> What is expected
Please copy out the lines in the entries that contain "coord".

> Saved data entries
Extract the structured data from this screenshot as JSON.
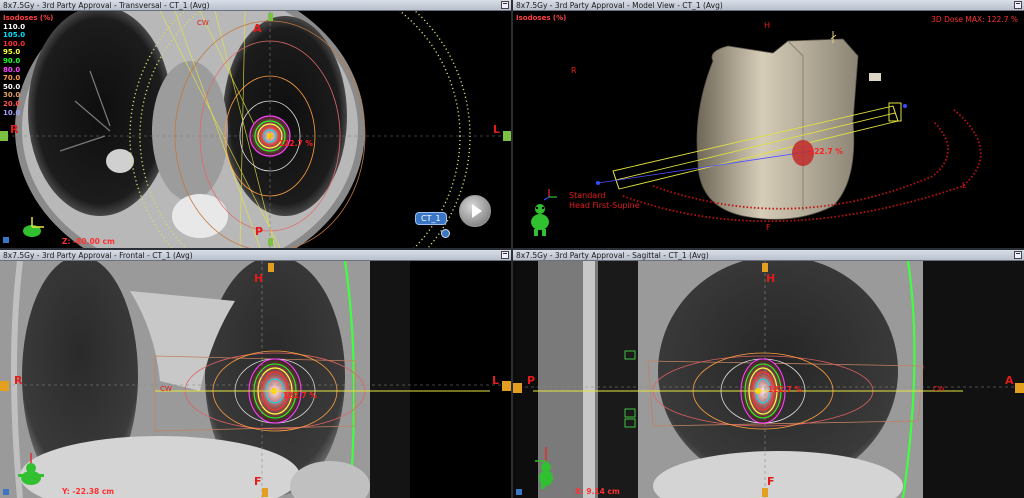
{
  "viewports": {
    "transversal": {
      "title": "8x7.5Gy  -  3rd Party Approval  -  Transversal  -  CT_1 (Avg)",
      "legend_title": "Isodoses (%)",
      "legend": [
        {
          "value": "110.0",
          "color": "#ffffff"
        },
        {
          "value": "105.0",
          "color": "#00e0ff"
        },
        {
          "value": "100.0",
          "color": "#ff3030"
        },
        {
          "value": "95.0",
          "color": "#ffff40"
        },
        {
          "value": "90.0",
          "color": "#20ff20"
        },
        {
          "value": "80.0",
          "color": "#ff40ff"
        },
        {
          "value": "70.0",
          "color": "#ffa040"
        },
        {
          "value": "50.0",
          "color": "#ffffff"
        },
        {
          "value": "30.0",
          "color": "#e0a060"
        },
        {
          "value": "20.0",
          "color": "#ff5050"
        },
        {
          "value": "10.0",
          "color": "#a0a0ff"
        }
      ],
      "orient": {
        "anterior": "A",
        "posterior": "P",
        "left": "L",
        "right": "R"
      },
      "beam_label": "CW",
      "coord": "Z: -80.00 cm",
      "dose_label": "122.7 %",
      "ct_badge": "CT_1",
      "info_icon": "info-icon",
      "play_icon": "play-icon"
    },
    "model": {
      "title": "8x7.5Gy  -  3rd Party Approval  -  Model View  -  CT_1 (Avg)",
      "legend_title": "Isodoses (%)",
      "dose_max": "3D Dose MAX: 122.7 %",
      "orient": {
        "head": "H",
        "feet": "F",
        "right": "R",
        "left": "L"
      },
      "position_label_1": "Standard",
      "position_label_2": "Head First-Supine",
      "dose_label": "122.7 %"
    },
    "frontal": {
      "title": "8x7.5Gy  -  3rd Party Approval  -  Frontal  -  CT_1 (Avg)",
      "orient": {
        "head": "H",
        "feet": "F",
        "right": "R",
        "left": "L"
      },
      "beam_label": "CW",
      "dose_label": "122.7 %",
      "coord": "Y: -22.38 cm"
    },
    "sagittal": {
      "title": "8x7.5Gy  -  3rd Party Approval  -  Sagittal  -  CT_1 (Avg)",
      "orient": {
        "head": "H",
        "feet": "F",
        "posterior": "P",
        "anterior": "A"
      },
      "beam_label": "CW",
      "dose_label": "122.7 %",
      "coord": "X: 9.14 cm"
    }
  },
  "colors": {
    "isodose_red": "#ff3030",
    "isodose_yellow": "#ffff40",
    "isodose_orange": "#ffa040",
    "isodose_green": "#20ff20",
    "isodose_magenta": "#ff40ff",
    "body_contour": "#40ff40",
    "orient_red": "#e31b1b"
  }
}
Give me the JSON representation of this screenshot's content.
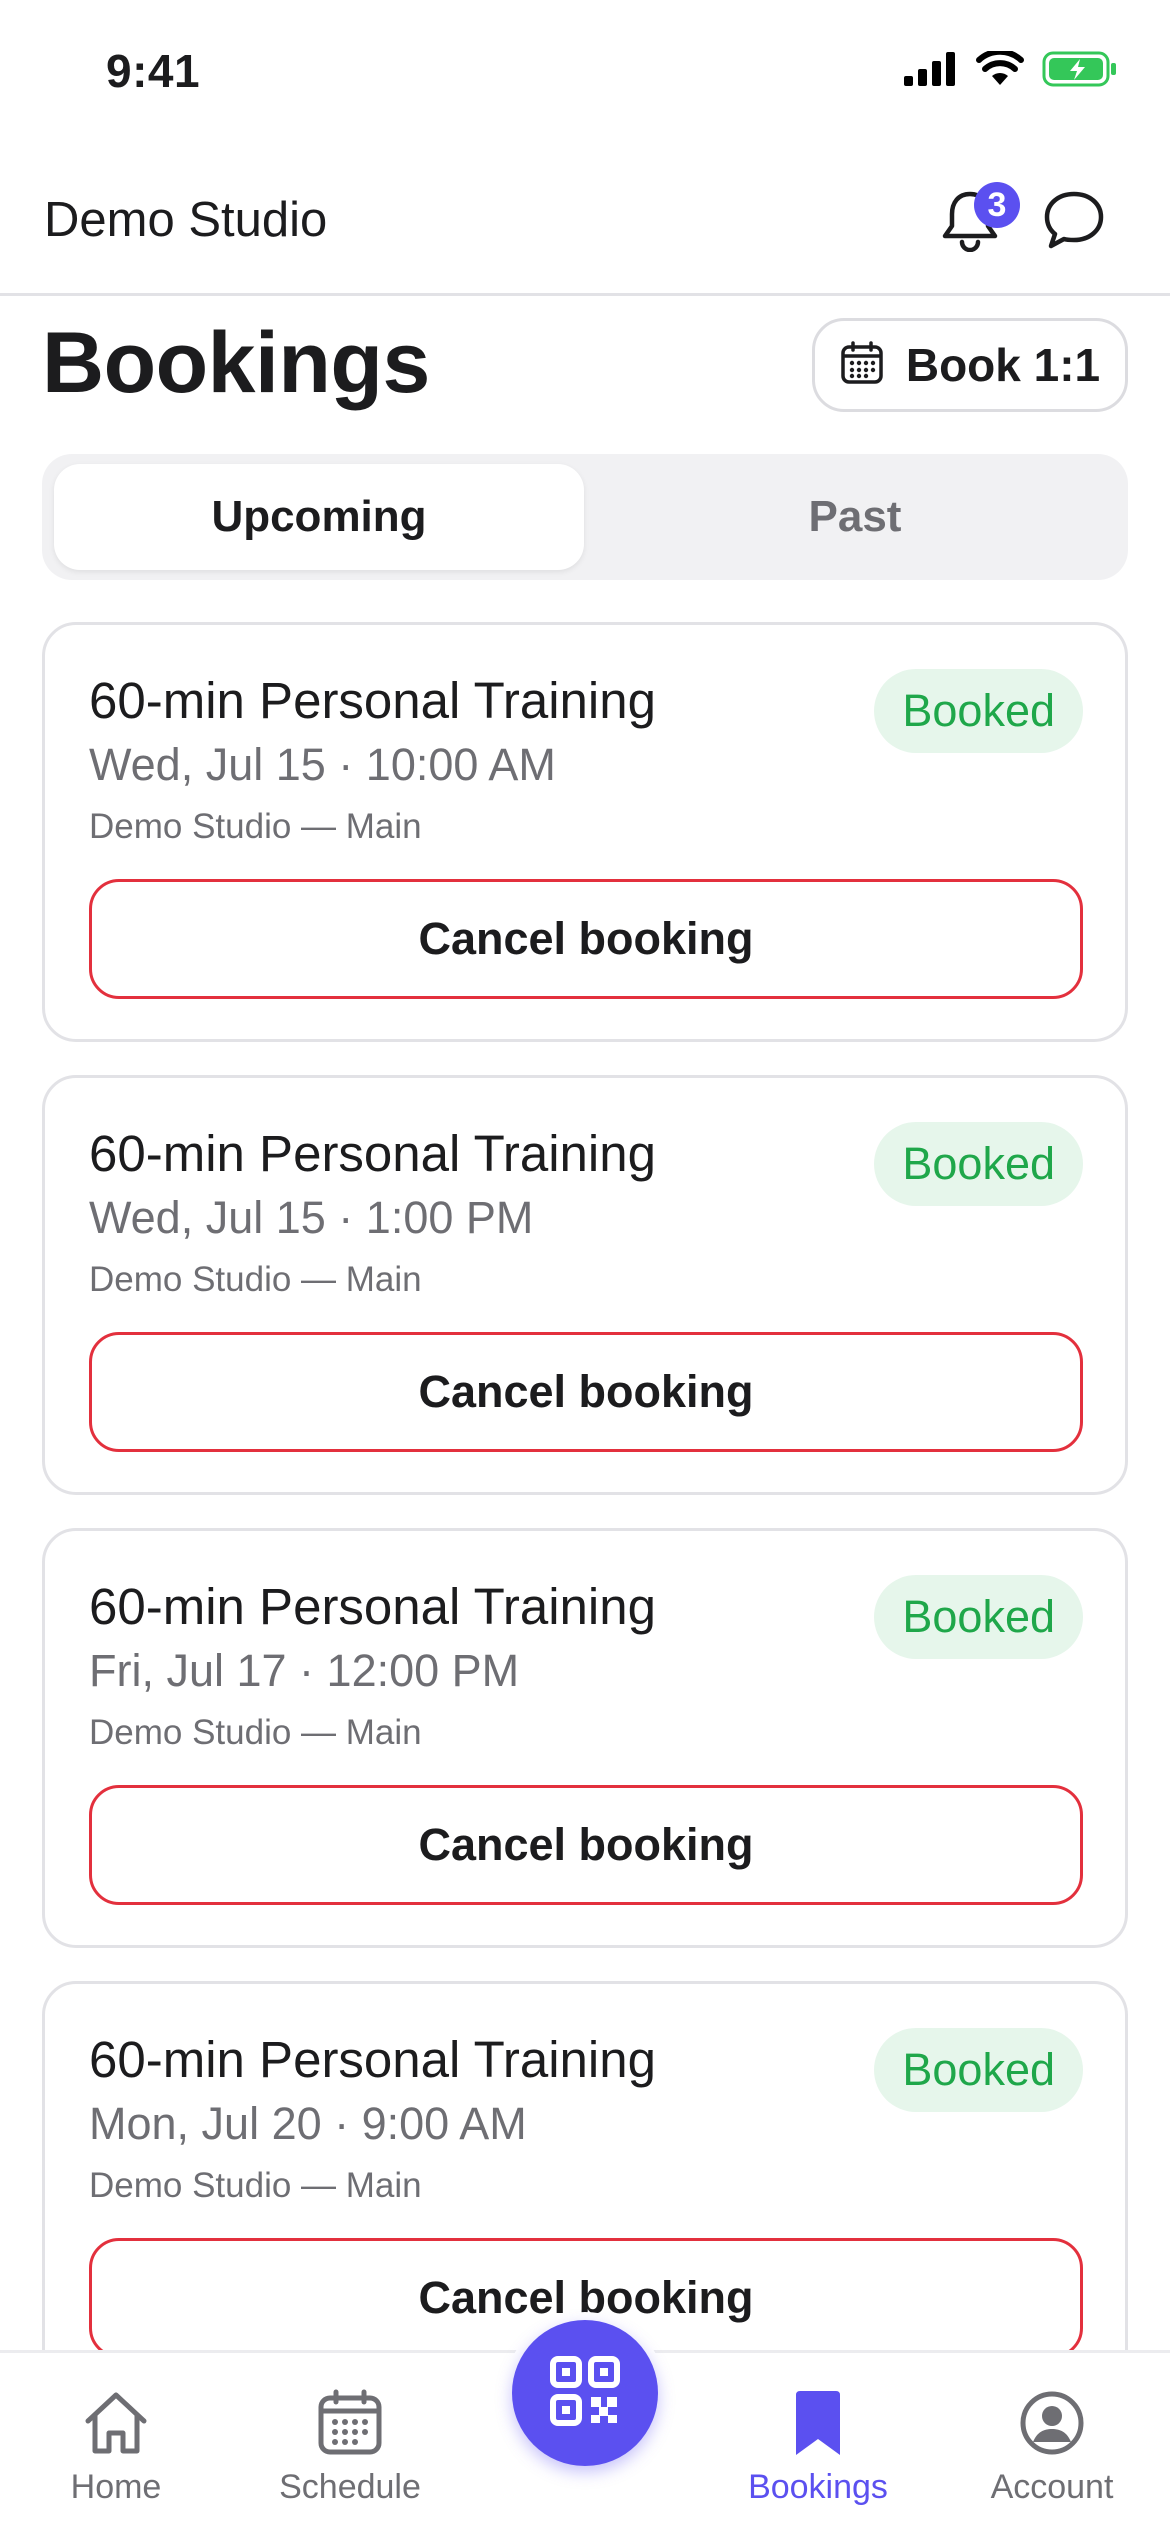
{
  "status_bar": {
    "time": "9:41",
    "icons": [
      "cellular-signal-icon",
      "wifi-icon",
      "battery-charging-icon"
    ]
  },
  "header": {
    "studio_name": "Demo Studio",
    "notification_count": "3",
    "icons": [
      "bell-icon",
      "chat-bubble-icon"
    ]
  },
  "page": {
    "title": "Bookings",
    "book_button_label": "Book 1:1"
  },
  "segments": {
    "active": "Upcoming",
    "options": [
      "Upcoming",
      "Past"
    ]
  },
  "bookings": [
    {
      "title": "60-min Personal Training",
      "datetime": "Wed, Jul 15 · 10:00 AM",
      "location": "Demo Studio — Main",
      "status": "Booked",
      "action": "Cancel booking"
    },
    {
      "title": "60-min Personal Training",
      "datetime": "Wed, Jul 15 · 1:00 PM",
      "location": "Demo Studio — Main",
      "status": "Booked",
      "action": "Cancel booking"
    },
    {
      "title": "60-min Personal Training",
      "datetime": "Fri, Jul 17 · 12:00 PM",
      "location": "Demo Studio — Main",
      "status": "Booked",
      "action": "Cancel booking"
    },
    {
      "title": "60-min Personal Training",
      "datetime": "Mon, Jul 20 · 9:00 AM",
      "location": "Demo Studio — Main",
      "status": "Booked",
      "action": "Cancel booking"
    }
  ],
  "tab_bar": {
    "active": "Bookings",
    "tabs": [
      {
        "label": "Home",
        "icon": "home-icon"
      },
      {
        "label": "Schedule",
        "icon": "calendar-icon"
      },
      {
        "label": "Bookings",
        "icon": "bookmark-icon"
      },
      {
        "label": "Account",
        "icon": "user-circle-icon"
      }
    ],
    "center_action_icon": "qr-code-icon"
  },
  "colors": {
    "accent": "#5b50f0",
    "booked_text": "#1fa74a",
    "booked_bg": "#e6f6eb",
    "cancel_border": "#e3303d",
    "battery": "#34c759"
  }
}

> Written solution
      "coord": "Z: -80.00 cm",
      "coord": "Y: -22.38 cm"
      "coord": "X: 9.14 cm"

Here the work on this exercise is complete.